So, while Jin Air did win, they won against significantly lower-skill opposition most of the time. Only scraping together one win against an LCK team across the last 12 months is incredibly bad for a top-flight team. But, it’s a win more than Shanghai.

Looking competitive

There was no esports performance more horrendous than Shanghai’s first two stages of 2018. In fact, their second stage is still home to the worst top-flight esports performance of all time, racking up only two maps wins across 10 games, and maintaining a 5 percent win rate.

At it was almost depressing to see a team get destroyed game-after-game.
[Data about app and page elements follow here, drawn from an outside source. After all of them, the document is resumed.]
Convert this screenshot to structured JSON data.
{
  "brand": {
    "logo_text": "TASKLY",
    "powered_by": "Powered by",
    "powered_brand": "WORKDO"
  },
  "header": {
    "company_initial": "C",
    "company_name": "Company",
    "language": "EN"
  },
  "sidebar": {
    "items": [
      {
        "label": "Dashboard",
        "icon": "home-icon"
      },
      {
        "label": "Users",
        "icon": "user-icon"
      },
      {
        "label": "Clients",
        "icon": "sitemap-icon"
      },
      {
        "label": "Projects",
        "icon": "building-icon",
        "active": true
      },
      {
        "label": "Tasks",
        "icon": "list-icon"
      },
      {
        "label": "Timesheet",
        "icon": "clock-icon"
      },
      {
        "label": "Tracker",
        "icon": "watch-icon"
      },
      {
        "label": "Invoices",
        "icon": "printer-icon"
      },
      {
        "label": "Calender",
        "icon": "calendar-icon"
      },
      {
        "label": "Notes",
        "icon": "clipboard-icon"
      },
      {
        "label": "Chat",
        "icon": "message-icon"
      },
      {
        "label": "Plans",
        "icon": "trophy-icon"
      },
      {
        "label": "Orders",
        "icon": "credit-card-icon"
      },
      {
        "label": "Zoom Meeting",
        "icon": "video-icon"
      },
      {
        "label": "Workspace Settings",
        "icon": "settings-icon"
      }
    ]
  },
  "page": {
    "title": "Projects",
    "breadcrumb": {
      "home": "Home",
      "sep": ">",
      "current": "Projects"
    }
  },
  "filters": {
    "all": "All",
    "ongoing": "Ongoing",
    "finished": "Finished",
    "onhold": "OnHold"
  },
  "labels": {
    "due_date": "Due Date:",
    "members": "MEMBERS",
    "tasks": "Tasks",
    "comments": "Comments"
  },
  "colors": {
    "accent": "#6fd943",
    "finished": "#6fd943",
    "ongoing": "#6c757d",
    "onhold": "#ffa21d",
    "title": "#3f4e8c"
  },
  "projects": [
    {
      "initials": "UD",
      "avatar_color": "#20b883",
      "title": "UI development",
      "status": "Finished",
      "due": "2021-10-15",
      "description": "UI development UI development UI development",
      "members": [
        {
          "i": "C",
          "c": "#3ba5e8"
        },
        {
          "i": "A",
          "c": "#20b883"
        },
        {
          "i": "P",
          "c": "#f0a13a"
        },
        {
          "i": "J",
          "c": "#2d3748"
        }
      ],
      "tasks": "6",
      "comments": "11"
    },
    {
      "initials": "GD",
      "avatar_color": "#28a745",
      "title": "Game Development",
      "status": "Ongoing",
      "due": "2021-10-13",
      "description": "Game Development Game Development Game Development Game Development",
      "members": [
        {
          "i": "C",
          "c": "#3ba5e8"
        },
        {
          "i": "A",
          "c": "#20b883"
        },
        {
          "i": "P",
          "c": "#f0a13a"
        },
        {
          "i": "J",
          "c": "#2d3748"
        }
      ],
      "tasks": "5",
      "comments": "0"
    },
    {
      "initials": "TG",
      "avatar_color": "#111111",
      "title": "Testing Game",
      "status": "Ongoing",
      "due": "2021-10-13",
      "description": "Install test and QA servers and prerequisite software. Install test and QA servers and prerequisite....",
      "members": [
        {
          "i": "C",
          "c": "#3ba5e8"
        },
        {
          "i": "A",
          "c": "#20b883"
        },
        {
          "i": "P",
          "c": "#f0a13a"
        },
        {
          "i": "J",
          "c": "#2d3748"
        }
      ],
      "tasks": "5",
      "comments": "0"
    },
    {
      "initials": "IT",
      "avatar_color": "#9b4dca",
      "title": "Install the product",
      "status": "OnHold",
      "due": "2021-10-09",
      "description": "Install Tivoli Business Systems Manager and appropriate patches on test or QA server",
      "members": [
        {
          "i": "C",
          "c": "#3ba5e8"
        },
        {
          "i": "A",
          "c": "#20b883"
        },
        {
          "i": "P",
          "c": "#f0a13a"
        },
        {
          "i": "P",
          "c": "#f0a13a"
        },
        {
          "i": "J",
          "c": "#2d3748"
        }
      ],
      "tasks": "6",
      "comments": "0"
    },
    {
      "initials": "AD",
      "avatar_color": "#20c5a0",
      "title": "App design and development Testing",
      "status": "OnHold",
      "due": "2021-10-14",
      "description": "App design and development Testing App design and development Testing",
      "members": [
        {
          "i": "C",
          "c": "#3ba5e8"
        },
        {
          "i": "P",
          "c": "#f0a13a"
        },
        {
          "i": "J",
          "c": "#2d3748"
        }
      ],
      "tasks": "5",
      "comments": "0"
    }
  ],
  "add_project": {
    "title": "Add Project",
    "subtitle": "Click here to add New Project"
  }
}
Then, everyone started to question why they were in the Overwatch League in the first place. Finally, the community turned to anger as some wondered whether they would actually win, or whether they were there to anchor down the quality of the league.

At least Jin Air looked semi-competitive for most of 2019. Jin Air lost a lot of their star talent heading into 2019, including bot laner Park “Teddy” Jin-seong and jungler Eom “UmTi” Seong-hyeon. Having to rebuild from the ground up, with no component to reliably keep around, meant that Jin Air would be left floundering in the dregs of the LCK ladder.
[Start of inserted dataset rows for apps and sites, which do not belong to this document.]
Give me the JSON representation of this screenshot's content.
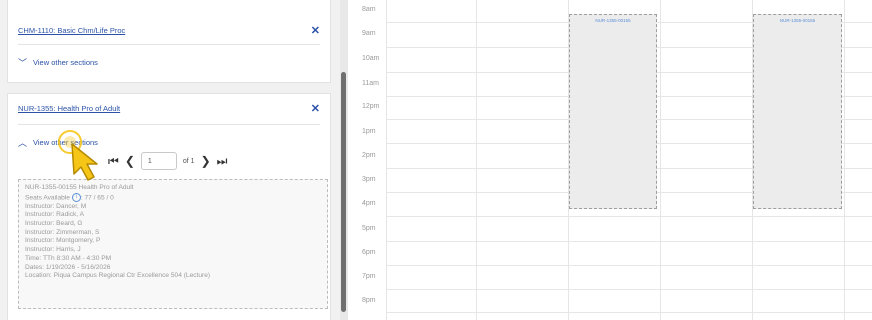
{
  "sidebar": {
    "courses": [
      {
        "title": "CHM-1110: Basic Chm/Life Proc",
        "toggle": "View other sections",
        "close": "✕"
      },
      {
        "title": "NUR-1355: Health Pro of Adult",
        "toggle": "View other sections",
        "close": "✕"
      }
    ],
    "pager": {
      "page": "1",
      "of": "of 1"
    },
    "section": {
      "name": "NUR-1355-00155 Health Pro of Adult",
      "seats_label": "Seats Available",
      "seats_value": ": 77 / 65 / 0",
      "instructors": [
        "Instructor: Dancer, M",
        "Instructor: Radick, A",
        "Instructor: Beard, G",
        "Instructor: Zimmerman, S",
        "Instructor: Montgomery, P",
        "Instructor: Harris, J"
      ],
      "time": "Time: TTh 8:30 AM - 4:30 PM",
      "dates": "Dates: 1/19/2026 - 5/16/2026",
      "location": "Location: Piqua Campus Regional Ctr Excellence 504 (Lecture)"
    }
  },
  "calendar": {
    "hours": [
      "8am",
      "9am",
      "10am",
      "11am",
      "12pm",
      "1pm",
      "2pm",
      "3pm",
      "4pm",
      "5pm",
      "6pm",
      "7pm",
      "8pm"
    ],
    "events": [
      {
        "title": "NUR-1355-00155"
      },
      {
        "title": "NUR-1355-00155"
      }
    ]
  },
  "colors": {
    "link": "#2b52a8",
    "highlight": "#f5c518"
  }
}
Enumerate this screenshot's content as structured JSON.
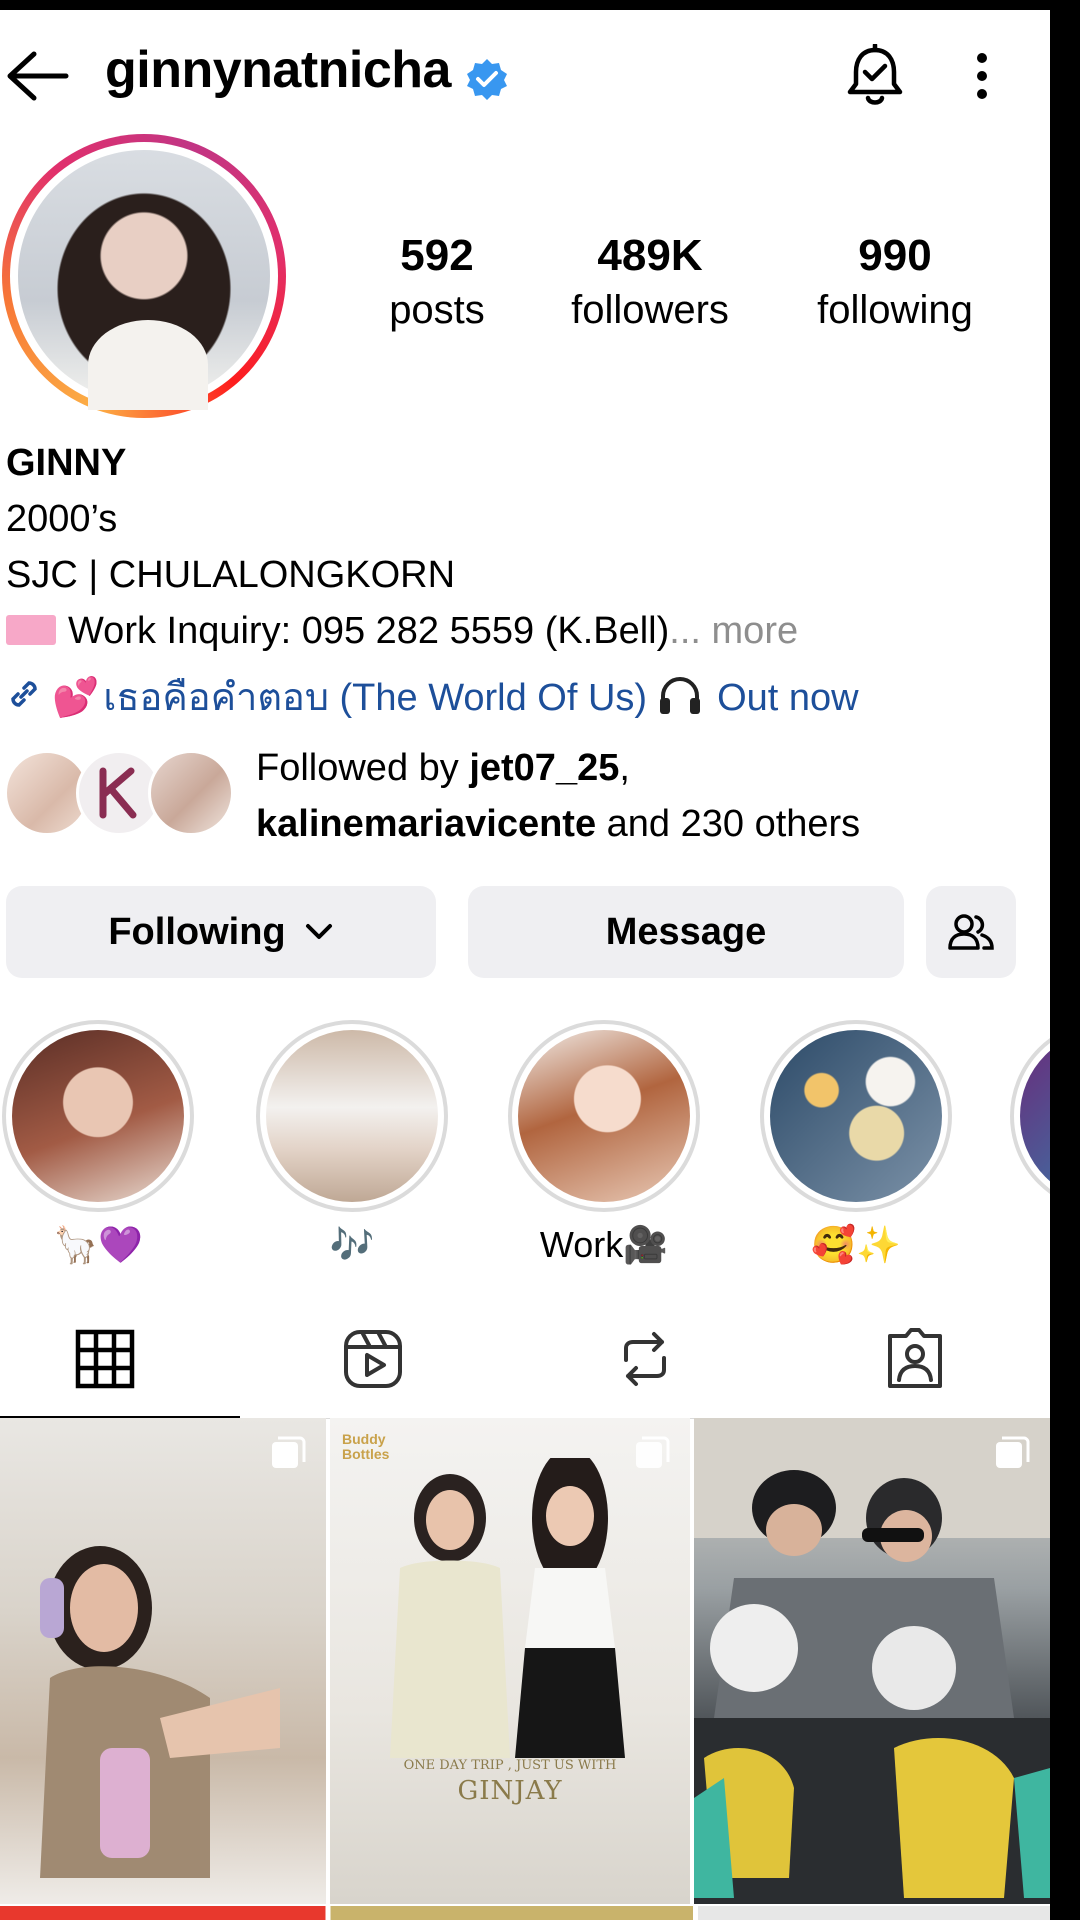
{
  "header": {
    "username": "ginnynatnicha"
  },
  "stats": [
    {
      "num": "592",
      "label": "posts"
    },
    {
      "num": "489K",
      "label": "followers"
    },
    {
      "num": "990",
      "label": "following"
    }
  ],
  "bio": {
    "name": "GINNY",
    "line1": "2000’s",
    "line2": "SJC | CHULALONGKORN",
    "line3": "Work Inquiry: 095 282 5559 (K.Bell)",
    "more": "... more",
    "link_text": "เธอคือคำตอบ (The World Of Us)",
    "link_tail": "Out now"
  },
  "followed_by": {
    "prefix": "Followed by ",
    "user1": "jet07_25",
    "comma": ",",
    "user2": "kalinemariavicente",
    "suffix": " and 230 others"
  },
  "buttons": {
    "following": "Following",
    "message": "Message"
  },
  "highlights": [
    {
      "label": "🦙💜"
    },
    {
      "label": "🎶"
    },
    {
      "label": "Work🎥"
    },
    {
      "label": "🥰✨"
    }
  ],
  "posts": {
    "p2_tag_line1": "Buddy",
    "p2_tag_line2": "Bottles",
    "p2_caption_small": "ONE DAY TRIP , JUST US WITH",
    "p2_caption_big": "GINJAY"
  },
  "colors": {
    "link": "#1d4f9a",
    "verified": "#3897f0",
    "button_bg": "#efeff2",
    "muted": "#8e8e8e"
  }
}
Their early games have always looked decent, thanks to Kim “Malrang” Geun-seong’s constant lane pressure. Heo “Lindarang” Man-heung and Moon “Route” Geom-su have played relatively well for most of the year too, giving Jin Air some some consistency on the Rift.
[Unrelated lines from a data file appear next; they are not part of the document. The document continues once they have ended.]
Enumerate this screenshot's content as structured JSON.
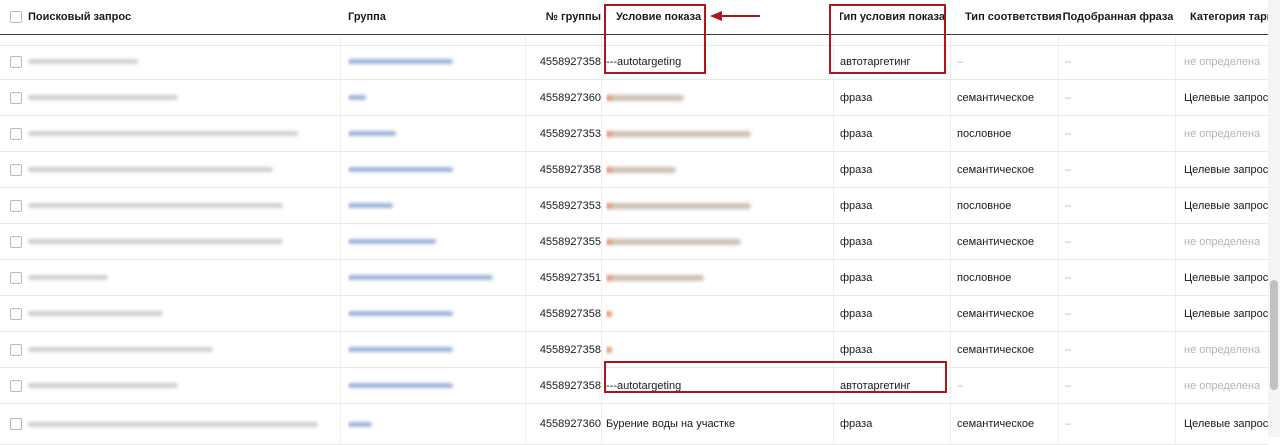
{
  "header": {
    "query": "Поисковый запрос",
    "group": "Группа",
    "group_no": "№ группы",
    "condition": "Условие показа",
    "condition_type": "Тип условия показа",
    "match_type": "Тип соответствия",
    "matched_phrase": "Подобранная фраза",
    "category": "Категория тарге"
  },
  "rows": [
    {
      "group_no": "4558927358",
      "condition": "---autotargeting",
      "condition_type": "автотаргетинг",
      "match_type": "–",
      "matched_phrase": "–",
      "category": "не определена"
    },
    {
      "group_no": "4558927360",
      "condition": "",
      "condition_type": "фраза",
      "match_type": "семантическое",
      "matched_phrase": "–",
      "category": "Целевые запросы"
    },
    {
      "group_no": "4558927353",
      "condition": "",
      "condition_type": "фраза",
      "match_type": "пословное",
      "matched_phrase": "–",
      "category": "не определена"
    },
    {
      "group_no": "4558927358",
      "condition": "",
      "condition_type": "фраза",
      "match_type": "семантическое",
      "matched_phrase": "–",
      "category": "Целевые запросы"
    },
    {
      "group_no": "4558927353",
      "condition": "",
      "condition_type": "фраза",
      "match_type": "пословное",
      "matched_phrase": "–",
      "category": "Целевые запросы"
    },
    {
      "group_no": "4558927355",
      "condition": "",
      "condition_type": "фраза",
      "match_type": "семантическое",
      "matched_phrase": "–",
      "category": "не определена"
    },
    {
      "group_no": "4558927351",
      "condition": "",
      "condition_type": "фраза",
      "match_type": "пословное",
      "matched_phrase": "–",
      "category": "Целевые запросы"
    },
    {
      "group_no": "4558927358",
      "condition": "",
      "condition_type": "фраза",
      "match_type": "семантическое",
      "matched_phrase": "–",
      "category": "Целевые запросы"
    },
    {
      "group_no": "4558927358",
      "condition": "",
      "condition_type": "фраза",
      "match_type": "семантическое",
      "matched_phrase": "–",
      "category": "не определена"
    },
    {
      "group_no": "4558927358",
      "condition": "---autotargeting",
      "condition_type": "автотаргетинг",
      "match_type": "–",
      "matched_phrase": "–",
      "category": "не определена"
    },
    {
      "group_no": "4558927360",
      "condition": "Бурение воды на участке",
      "condition_type": "фраза",
      "match_type": "семантическое",
      "matched_phrase": "–",
      "category": "Целевые запросы"
    }
  ],
  "colors": {
    "highlight": "#b0141c",
    "link": "#3366cc",
    "muted": "#b4b4b4"
  }
}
With Jin Air, the wheels fell off hard late in the game, and very often they couldn’t close out games they got monstrous leads in. They often draft around their early game too, bringing out some innovative strategies like Zed-Blitzcrank in Summer, but they can rarely translate their leads into wins.

So, while their record will be the only thing highlighted in history, Jin Air can hold their heads higher than Shanghai for the fact that throughout the season, they looked competitive against most teams.

Holding on to the dream

Shanghai managed to turn around their 2018 woes in 2019. They brought in new talent during season one, including off-tank Kim “Geguri” Se-yeon and Chon “Ado” Gi-hyeon to try and scrape together a win at the end of 2018.

While they couldn’t manage to find one, the final two stages saw an upturn in Shanghai’s performances. Then, in 2019, they scrapped most of the 2018 roster, picked up the core of Kongdoo Panthera, then one of Contenders Korea’s best teams, and turned over a new page in the organisation’s history.

They picked up their first win against Boston in week two, ending a 42-game losing streak. They went on to qualify for their first stage playoffs in stage two, before taking out stage three for themselves as they rose from strength-to-strength.

Shanghai held onto the dream, and Jin Air must do the same for 2020. Now with a year’s worth of batterings under their belt, they can come into 2020 with a fresh perspective on the LCK. Making it through Spring Promotions is the next step on this long journey to regain some semblance of dignity, but Jin Air has the tools to succeed.

Both Jin Air’s 2019 and Shanghai’s 2018 are as bad as each other. Across their respective esports, they managed to put the worst performance together possible. But, if Jin Air’s 2020 is like Shanghai’s 2019, there’s a lot of glad planes to look forward to.